This exercise asks for a copy of each line in the records below with the word "information" in it.
--- --- ---
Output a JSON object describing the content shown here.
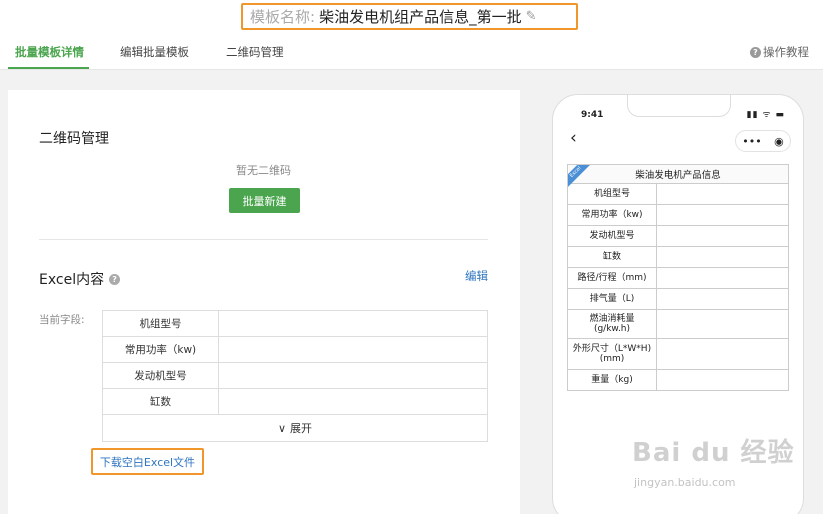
{
  "header": {
    "title_label": "模板名称:",
    "title_value": "柴油发电机组产品信息_第一批"
  },
  "tabs": [
    {
      "label": "批量模板详情",
      "active": true
    },
    {
      "label": "编辑批量模板",
      "active": false
    },
    {
      "label": "二维码管理",
      "active": false
    }
  ],
  "help": {
    "label": "操作教程"
  },
  "qr_section": {
    "title": "二维码管理",
    "empty_text": "暂无二维码",
    "button_label": "批量新建"
  },
  "excel_section": {
    "title": "Excel内容",
    "edit_label": "编辑",
    "current_fields_label": "当前字段:",
    "fields": [
      "机组型号",
      "常用功率（kw)",
      "发动机型号",
      "缸数"
    ],
    "expand_label": "展开",
    "download_label": "下载空白Excel文件"
  },
  "phone": {
    "time": "9:41",
    "table_title": "柴油发电机产品信息",
    "ribbon": "Excel",
    "rows": [
      "机组型号",
      "常用功率（kw)",
      "发动机型号",
      "缸数",
      "路径/行程（mm)",
      "排气量（L)",
      "燃油消耗量\n(g/kw.h)",
      "外形尺寸（L*W*H)\n(mm)",
      "重量（kg)"
    ]
  },
  "watermark": {
    "main": "Bai du 经验",
    "sub": "jingyan.baidu.com"
  },
  "colors": {
    "accent_green": "#4aa54e",
    "highlight_orange": "#f0962a",
    "link_blue": "#2e74c0"
  }
}
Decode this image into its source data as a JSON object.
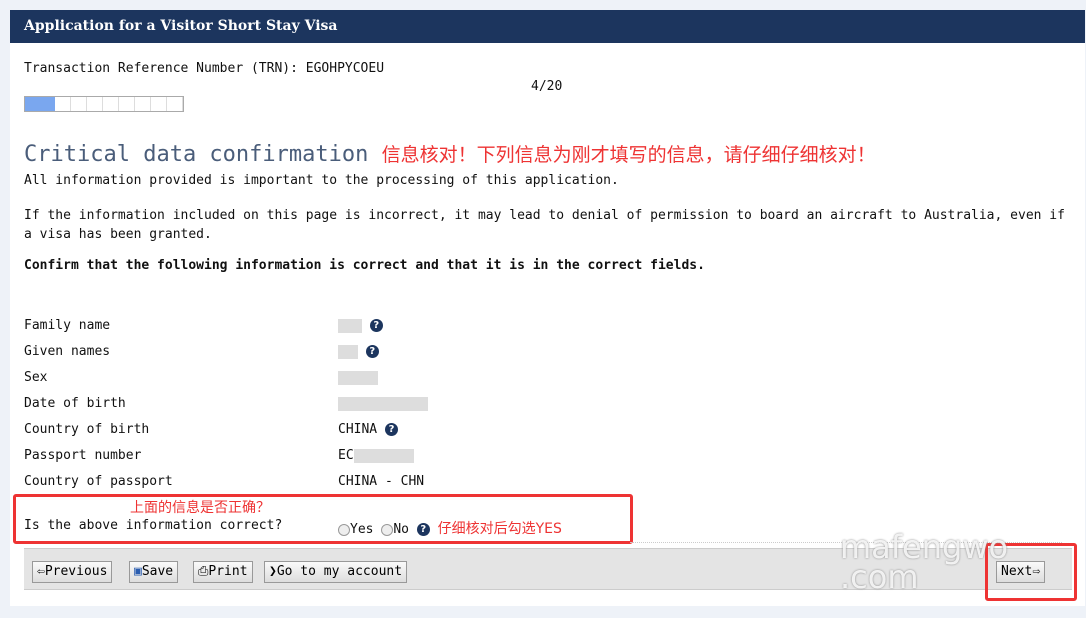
{
  "header": {
    "title": "Application for a Visitor Short Stay Visa"
  },
  "trn": "Transaction Reference Number (TRN): EGOHPYCOEU",
  "progress": {
    "label": "4/20",
    "current": 4,
    "total": 20,
    "fraction": 0.2
  },
  "page": {
    "title": "Critical data confirmation",
    "annotation": "信息核对！下列信息为刚才填写的信息，请仔细仔细核对！",
    "intro": "All information provided is important to the processing of this application.",
    "warning": "If the information included on this page is incorrect, it may lead to denial of permission to board an aircraft to Australia, even if a visa has been granted.",
    "confirm": "Confirm that the following information is correct and that it is in the correct fields."
  },
  "fields": [
    {
      "label": "Family name",
      "value": ""
    },
    {
      "label": "Given names",
      "value": ""
    },
    {
      "label": "Sex",
      "value": ""
    },
    {
      "label": "Date of birth",
      "value": ""
    },
    {
      "label": "Country of birth",
      "value": "CHINA"
    },
    {
      "label": "Passport number",
      "value": "EC"
    },
    {
      "label": "Country of passport",
      "value": "CHINA - CHN"
    }
  ],
  "question": {
    "label": "Is the above information correct?",
    "yes": "Yes",
    "no": "No",
    "annotation_top": "上面的信息是否正确？",
    "annotation_right": "仔细核对后勾选YES"
  },
  "toolbar": {
    "previous": "Previous",
    "save": "Save",
    "print": "Print",
    "account": "Go to my account",
    "next": "Next"
  },
  "watermark": "mafengwo .com",
  "colors": {
    "header": "#1c355e",
    "annotation": "#e33333",
    "progress": "#7aa7ef"
  }
}
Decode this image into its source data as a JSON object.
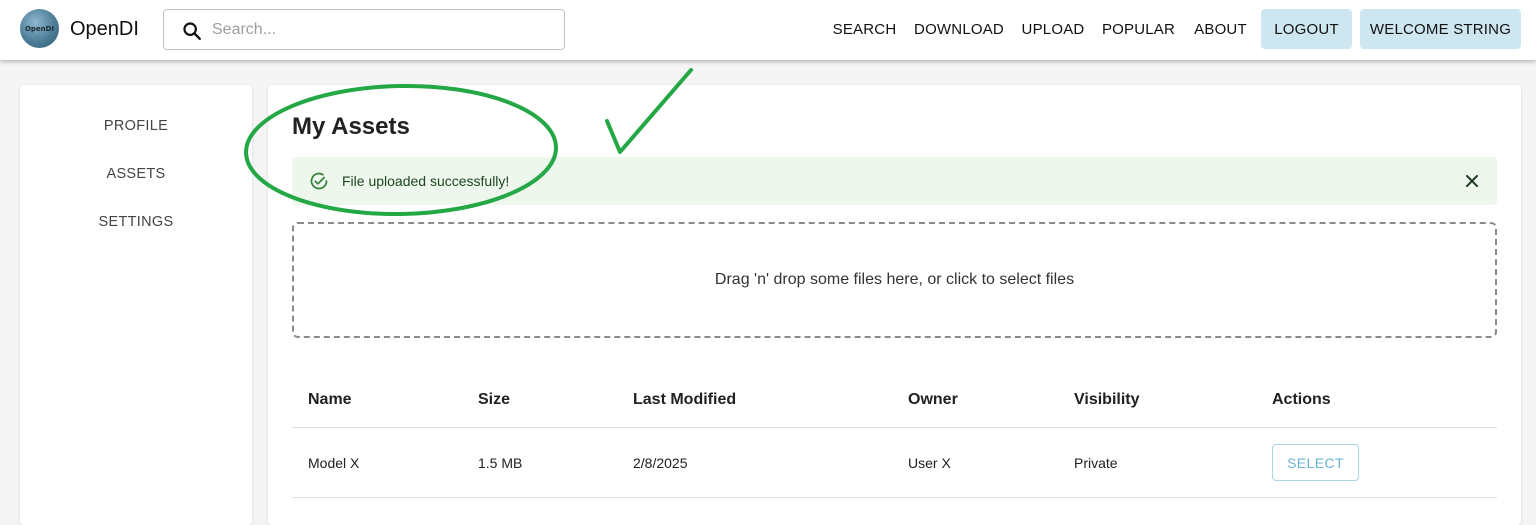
{
  "header": {
    "logo_text": "OpenDI",
    "brand": "OpenDI",
    "search_placeholder": "Search...",
    "nav": [
      "SEARCH",
      "DOWNLOAD",
      "UPLOAD",
      "POPULAR",
      "ABOUT"
    ],
    "logout_label": "LOGOUT",
    "welcome_label": "WELCOME STRING",
    "button_color": "#cde6f0"
  },
  "sidebar": {
    "items": [
      {
        "label": "PROFILE"
      },
      {
        "label": "ASSETS"
      },
      {
        "label": "SETTINGS"
      }
    ]
  },
  "main": {
    "title": "My Assets",
    "alert": {
      "message": "File uploaded successfully!",
      "icon": "check-circle-icon",
      "color": "#2e7d32",
      "background": "#edf7ed"
    },
    "dropzone_text": "Drag 'n' drop some files here, or click to select files",
    "table": {
      "columns": [
        "Name",
        "Size",
        "Last Modified",
        "Owner",
        "Visibility",
        "Actions"
      ],
      "rows": [
        {
          "name": "Model X",
          "size": "1.5 MB",
          "modified": "2/8/2025",
          "owner": "User X",
          "visibility": "Private",
          "action": "SELECT"
        }
      ]
    }
  },
  "annotation": {
    "color": "#23a845",
    "shapes": [
      "ellipse-around-alert",
      "checkmark"
    ]
  }
}
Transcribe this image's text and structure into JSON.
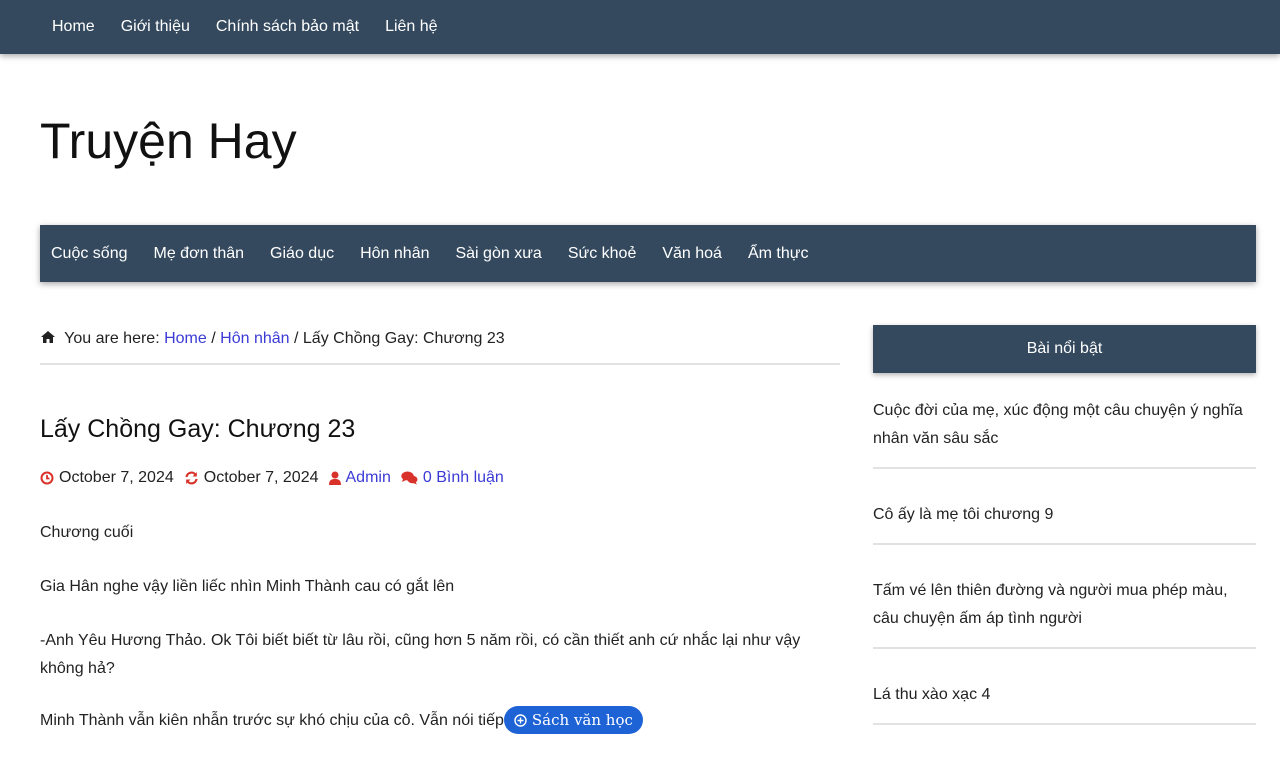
{
  "top_nav": [
    "Home",
    "Giới thiệu",
    "Chính sách bảo mật",
    "Liên hệ"
  ],
  "site_title": "Truyện Hay",
  "categories": [
    "Cuộc sống",
    "Mẹ đơn thân",
    "Giáo dục",
    "Hôn nhân",
    "Sài gòn xưa",
    "Sức khoẻ",
    "Văn hoá",
    "Ẩm thực"
  ],
  "breadcrumb": {
    "prefix": "You are here:",
    "home": "Home",
    "sep1": "/",
    "category": "Hôn nhân",
    "sep2": "/",
    "current": "Lấy Chồng Gay: Chương 23"
  },
  "post": {
    "title": "Lấy Chồng Gay: Chương 23",
    "published": "October 7, 2024",
    "updated": "October 7, 2024",
    "author": "Admin",
    "comments": "0 Bình luận",
    "paragraphs": [
      "Chương cuối",
      "Gia Hân nghe vậy liền liếc nhìn Minh Thành cau có gắt lên",
      "-Anh Yêu Hương Thảo. Ok Tôi biết biết từ lâu rồi, cũng hơn 5 năm rồi, có cần thiết anh cứ nhắc lại như vậy không hả?",
      "Minh Thành vẫn kiên nhẫn trước sự khó chịu của cô. Vẫn nói tiếp"
    ],
    "pill_label": "Sách văn học"
  },
  "sidebar": {
    "title": "Bài nổi bật",
    "items": [
      "Cuộc đời của mẹ, xúc động một câu chuyện ý nghĩa nhân văn sâu sắc",
      "Cô ấy là mẹ tôi chương 9",
      "Tấm vé lên thiên đường và người mua phép màu, câu chuyện ấm áp tình người",
      "Lá thu xào xạc 4"
    ]
  },
  "colors": {
    "nav_bg": "#34495e",
    "link": "#3a3ad6",
    "meta_icon": "#d9322b",
    "pill_bg": "#1e63d6"
  }
}
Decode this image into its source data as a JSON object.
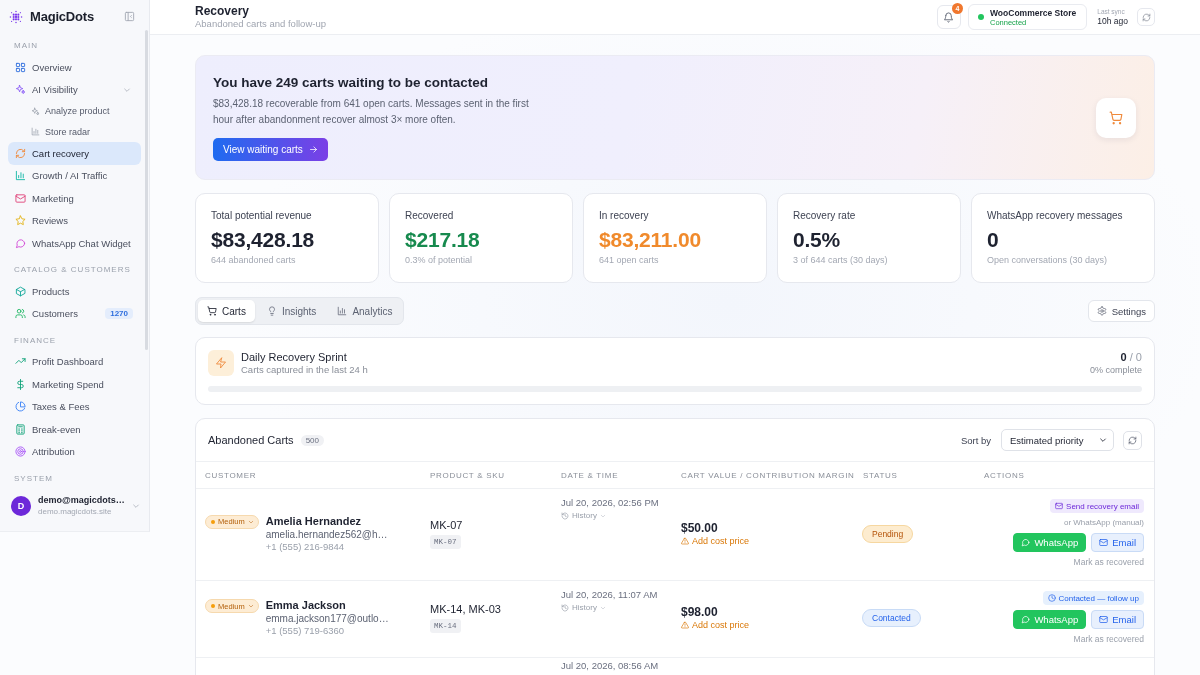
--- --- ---
_Solved exercise_
    "intro": "All information provided is important to the processing of this application.",
    "warning": "If the information included on this page is incorrect, it may lead to denial of permission to board an aircraft to Australia, even if a visa has been granted.",
    "confirm": "Confirm that the following information is correct and that it is in the correct fields."
    "label": "Is the above information correct?",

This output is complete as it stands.